═════ Exercise data ═════

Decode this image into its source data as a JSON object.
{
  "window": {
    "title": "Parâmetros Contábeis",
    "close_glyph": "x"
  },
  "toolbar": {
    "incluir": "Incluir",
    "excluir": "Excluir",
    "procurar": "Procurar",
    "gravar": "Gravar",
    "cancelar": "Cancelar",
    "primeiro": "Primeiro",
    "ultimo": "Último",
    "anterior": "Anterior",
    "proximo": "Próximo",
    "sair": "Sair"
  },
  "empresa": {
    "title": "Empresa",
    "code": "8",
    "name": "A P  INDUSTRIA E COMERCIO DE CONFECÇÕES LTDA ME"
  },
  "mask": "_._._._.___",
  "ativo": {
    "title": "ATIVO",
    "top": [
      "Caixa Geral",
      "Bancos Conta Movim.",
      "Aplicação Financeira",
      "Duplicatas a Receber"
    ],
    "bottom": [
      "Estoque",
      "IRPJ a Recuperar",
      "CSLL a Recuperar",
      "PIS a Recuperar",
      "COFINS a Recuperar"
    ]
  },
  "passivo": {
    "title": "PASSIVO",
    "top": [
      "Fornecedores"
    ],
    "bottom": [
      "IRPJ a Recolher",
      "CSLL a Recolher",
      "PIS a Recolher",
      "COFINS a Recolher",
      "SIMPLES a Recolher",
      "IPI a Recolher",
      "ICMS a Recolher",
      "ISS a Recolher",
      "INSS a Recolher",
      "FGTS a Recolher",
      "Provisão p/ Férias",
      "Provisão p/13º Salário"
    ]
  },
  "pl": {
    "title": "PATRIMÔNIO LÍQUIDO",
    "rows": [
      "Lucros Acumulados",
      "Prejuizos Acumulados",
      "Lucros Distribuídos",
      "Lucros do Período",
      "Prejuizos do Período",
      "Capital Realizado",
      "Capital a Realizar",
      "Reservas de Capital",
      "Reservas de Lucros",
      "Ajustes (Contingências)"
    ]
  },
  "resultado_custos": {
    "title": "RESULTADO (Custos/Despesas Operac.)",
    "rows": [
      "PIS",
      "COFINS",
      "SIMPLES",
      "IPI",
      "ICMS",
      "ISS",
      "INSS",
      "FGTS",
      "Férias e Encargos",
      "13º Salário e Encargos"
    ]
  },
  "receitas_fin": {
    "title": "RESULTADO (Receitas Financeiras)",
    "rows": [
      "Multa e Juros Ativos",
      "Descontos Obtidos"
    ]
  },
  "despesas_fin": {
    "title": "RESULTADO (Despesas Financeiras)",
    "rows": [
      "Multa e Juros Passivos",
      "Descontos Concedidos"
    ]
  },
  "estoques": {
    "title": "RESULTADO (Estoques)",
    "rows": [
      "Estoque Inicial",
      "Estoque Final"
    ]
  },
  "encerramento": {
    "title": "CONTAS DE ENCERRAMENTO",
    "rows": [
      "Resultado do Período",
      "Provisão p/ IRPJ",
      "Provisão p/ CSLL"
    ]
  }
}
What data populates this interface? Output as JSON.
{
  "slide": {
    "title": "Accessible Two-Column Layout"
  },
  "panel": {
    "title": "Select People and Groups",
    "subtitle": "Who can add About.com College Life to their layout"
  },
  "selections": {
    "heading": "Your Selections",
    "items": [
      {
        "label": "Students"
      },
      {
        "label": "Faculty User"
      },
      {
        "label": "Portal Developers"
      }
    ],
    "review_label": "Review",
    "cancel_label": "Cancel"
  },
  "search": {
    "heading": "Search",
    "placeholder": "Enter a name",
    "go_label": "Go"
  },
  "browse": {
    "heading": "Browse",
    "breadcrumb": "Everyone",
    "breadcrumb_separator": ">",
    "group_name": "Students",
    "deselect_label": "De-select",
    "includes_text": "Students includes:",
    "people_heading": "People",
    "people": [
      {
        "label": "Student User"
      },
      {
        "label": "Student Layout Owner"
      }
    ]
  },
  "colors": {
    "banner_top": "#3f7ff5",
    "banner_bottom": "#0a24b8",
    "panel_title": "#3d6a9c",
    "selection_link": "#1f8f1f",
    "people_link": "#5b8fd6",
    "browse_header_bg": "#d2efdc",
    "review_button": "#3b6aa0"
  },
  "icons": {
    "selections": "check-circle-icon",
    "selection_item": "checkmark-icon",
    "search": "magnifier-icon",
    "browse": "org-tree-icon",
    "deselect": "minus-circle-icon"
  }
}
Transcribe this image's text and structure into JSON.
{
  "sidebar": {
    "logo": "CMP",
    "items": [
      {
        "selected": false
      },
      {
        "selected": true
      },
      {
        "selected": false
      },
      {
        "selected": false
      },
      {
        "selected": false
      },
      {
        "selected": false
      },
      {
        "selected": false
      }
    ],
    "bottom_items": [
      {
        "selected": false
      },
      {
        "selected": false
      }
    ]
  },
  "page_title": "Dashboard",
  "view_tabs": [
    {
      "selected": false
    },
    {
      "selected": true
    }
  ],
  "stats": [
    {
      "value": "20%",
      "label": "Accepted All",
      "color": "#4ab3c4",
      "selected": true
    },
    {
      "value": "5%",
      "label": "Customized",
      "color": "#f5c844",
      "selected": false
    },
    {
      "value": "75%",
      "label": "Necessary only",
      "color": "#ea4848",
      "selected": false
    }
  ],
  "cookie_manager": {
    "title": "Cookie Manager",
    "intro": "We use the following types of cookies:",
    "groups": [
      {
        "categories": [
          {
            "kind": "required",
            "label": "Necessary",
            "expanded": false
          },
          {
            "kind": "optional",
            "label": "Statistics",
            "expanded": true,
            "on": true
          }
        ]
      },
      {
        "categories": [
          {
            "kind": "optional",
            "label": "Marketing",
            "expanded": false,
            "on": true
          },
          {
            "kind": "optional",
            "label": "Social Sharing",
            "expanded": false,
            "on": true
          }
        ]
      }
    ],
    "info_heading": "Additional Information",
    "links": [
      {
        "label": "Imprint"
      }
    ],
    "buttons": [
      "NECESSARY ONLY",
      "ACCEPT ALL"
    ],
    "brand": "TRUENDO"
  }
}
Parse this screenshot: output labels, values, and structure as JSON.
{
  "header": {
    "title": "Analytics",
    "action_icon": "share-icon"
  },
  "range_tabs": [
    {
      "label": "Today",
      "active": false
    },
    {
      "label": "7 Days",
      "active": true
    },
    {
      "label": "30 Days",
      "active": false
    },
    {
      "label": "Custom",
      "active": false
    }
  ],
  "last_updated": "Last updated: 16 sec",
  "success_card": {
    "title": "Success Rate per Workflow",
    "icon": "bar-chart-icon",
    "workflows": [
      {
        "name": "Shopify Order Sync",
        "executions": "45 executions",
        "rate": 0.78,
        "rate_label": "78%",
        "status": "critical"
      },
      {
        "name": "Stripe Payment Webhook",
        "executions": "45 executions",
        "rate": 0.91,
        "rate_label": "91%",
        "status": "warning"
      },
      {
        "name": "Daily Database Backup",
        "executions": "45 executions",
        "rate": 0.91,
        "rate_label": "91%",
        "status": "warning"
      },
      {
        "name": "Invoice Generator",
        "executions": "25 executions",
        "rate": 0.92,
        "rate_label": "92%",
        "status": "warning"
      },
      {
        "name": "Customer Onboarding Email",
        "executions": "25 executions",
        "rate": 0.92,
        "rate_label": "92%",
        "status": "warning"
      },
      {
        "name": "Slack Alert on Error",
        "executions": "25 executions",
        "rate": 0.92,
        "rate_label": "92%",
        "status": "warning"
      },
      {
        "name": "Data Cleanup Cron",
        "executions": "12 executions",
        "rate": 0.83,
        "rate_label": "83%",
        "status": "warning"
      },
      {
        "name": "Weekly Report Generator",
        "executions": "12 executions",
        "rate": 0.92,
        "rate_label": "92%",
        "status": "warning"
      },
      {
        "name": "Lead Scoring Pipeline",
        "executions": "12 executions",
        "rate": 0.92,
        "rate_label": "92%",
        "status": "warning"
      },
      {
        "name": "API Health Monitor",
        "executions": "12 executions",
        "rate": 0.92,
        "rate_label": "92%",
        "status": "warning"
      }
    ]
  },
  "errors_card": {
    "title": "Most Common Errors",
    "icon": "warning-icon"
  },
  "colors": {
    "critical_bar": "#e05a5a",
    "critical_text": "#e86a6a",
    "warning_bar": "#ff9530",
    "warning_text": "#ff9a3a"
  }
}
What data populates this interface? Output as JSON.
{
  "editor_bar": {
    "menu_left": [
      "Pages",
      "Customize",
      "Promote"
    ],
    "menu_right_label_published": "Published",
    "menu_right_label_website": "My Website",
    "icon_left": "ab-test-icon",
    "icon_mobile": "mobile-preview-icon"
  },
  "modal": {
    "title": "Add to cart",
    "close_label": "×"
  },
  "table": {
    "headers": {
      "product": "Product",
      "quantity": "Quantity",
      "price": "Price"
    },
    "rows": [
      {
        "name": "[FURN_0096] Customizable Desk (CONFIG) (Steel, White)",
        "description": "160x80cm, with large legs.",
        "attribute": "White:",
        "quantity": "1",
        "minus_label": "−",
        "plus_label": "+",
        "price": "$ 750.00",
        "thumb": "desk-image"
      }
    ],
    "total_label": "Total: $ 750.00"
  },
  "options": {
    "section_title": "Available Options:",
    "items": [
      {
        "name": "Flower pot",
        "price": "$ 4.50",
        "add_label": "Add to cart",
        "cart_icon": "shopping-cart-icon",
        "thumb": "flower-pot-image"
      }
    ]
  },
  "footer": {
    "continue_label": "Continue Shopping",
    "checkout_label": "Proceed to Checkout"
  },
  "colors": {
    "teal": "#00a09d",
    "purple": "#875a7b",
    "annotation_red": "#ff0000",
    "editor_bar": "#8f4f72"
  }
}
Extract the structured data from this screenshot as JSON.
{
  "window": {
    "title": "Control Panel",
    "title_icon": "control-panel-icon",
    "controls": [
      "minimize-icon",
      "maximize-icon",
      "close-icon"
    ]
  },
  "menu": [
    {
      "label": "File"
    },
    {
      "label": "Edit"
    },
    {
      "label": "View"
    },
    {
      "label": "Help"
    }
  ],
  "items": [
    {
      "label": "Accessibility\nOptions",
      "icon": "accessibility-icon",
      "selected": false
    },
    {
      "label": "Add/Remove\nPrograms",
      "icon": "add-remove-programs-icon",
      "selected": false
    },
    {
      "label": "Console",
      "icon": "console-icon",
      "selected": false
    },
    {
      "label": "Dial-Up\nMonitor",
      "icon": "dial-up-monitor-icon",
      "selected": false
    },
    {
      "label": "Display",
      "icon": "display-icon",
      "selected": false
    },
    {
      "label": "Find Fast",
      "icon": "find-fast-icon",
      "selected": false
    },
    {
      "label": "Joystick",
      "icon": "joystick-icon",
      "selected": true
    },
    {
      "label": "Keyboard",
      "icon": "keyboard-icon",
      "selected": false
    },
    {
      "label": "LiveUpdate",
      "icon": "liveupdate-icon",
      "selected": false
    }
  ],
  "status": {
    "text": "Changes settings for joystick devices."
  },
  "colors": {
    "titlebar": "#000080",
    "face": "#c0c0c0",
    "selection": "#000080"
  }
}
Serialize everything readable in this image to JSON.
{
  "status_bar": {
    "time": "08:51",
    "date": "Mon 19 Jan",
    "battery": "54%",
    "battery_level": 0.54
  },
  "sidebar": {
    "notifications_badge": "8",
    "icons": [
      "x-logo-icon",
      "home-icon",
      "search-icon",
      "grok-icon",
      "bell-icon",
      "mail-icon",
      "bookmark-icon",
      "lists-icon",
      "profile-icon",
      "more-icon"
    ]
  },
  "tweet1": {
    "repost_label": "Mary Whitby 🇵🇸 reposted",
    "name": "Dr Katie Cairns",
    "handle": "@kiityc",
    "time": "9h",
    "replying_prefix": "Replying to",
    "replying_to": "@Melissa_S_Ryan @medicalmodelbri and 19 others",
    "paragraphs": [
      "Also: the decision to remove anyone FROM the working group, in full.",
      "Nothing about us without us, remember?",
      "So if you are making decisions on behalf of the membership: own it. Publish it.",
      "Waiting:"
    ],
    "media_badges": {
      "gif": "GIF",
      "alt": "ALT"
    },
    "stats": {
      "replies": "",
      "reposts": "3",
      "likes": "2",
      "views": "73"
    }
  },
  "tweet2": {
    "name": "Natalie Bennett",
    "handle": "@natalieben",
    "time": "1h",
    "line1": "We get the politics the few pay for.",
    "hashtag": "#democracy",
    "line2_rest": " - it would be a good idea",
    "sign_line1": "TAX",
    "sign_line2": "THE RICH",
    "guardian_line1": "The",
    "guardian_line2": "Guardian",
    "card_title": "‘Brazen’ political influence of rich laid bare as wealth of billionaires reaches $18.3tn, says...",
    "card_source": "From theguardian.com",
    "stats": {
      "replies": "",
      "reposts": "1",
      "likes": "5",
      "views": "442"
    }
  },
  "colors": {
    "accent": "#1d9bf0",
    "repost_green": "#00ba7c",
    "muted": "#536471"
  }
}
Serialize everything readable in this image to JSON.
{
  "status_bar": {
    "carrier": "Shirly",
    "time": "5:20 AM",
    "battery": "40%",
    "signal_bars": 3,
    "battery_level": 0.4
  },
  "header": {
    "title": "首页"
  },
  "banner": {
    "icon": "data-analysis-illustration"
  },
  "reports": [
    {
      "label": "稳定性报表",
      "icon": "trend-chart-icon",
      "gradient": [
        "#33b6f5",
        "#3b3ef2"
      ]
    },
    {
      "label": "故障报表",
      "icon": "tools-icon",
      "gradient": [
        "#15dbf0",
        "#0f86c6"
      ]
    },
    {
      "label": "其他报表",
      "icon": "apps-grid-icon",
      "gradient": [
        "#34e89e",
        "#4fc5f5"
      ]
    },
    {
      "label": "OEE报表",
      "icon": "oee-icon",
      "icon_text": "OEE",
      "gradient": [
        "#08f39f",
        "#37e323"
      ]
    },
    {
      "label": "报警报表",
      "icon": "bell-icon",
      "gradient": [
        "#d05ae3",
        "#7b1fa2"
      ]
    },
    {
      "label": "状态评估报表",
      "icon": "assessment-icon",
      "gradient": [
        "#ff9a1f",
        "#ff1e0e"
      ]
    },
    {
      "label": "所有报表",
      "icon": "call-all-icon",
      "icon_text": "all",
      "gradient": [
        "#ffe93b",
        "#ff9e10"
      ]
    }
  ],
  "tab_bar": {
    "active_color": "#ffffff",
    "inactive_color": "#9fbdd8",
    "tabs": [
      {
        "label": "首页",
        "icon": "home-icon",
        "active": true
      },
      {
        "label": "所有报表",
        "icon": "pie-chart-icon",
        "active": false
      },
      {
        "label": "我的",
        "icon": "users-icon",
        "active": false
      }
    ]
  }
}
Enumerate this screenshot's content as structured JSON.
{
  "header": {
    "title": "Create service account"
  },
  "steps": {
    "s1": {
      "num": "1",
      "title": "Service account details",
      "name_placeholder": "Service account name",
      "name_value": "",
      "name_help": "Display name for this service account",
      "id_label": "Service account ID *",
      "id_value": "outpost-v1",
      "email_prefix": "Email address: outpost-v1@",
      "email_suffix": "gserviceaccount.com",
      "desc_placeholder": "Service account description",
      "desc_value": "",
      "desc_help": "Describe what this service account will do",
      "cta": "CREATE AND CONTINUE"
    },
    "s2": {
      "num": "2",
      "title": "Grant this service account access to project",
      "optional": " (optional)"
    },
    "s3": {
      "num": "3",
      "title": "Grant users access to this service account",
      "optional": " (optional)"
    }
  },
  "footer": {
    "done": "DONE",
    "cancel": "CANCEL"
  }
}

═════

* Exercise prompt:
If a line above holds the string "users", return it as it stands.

* Task answer:
        "icon": "users-icon",
      "title": "Grant users access to this service account",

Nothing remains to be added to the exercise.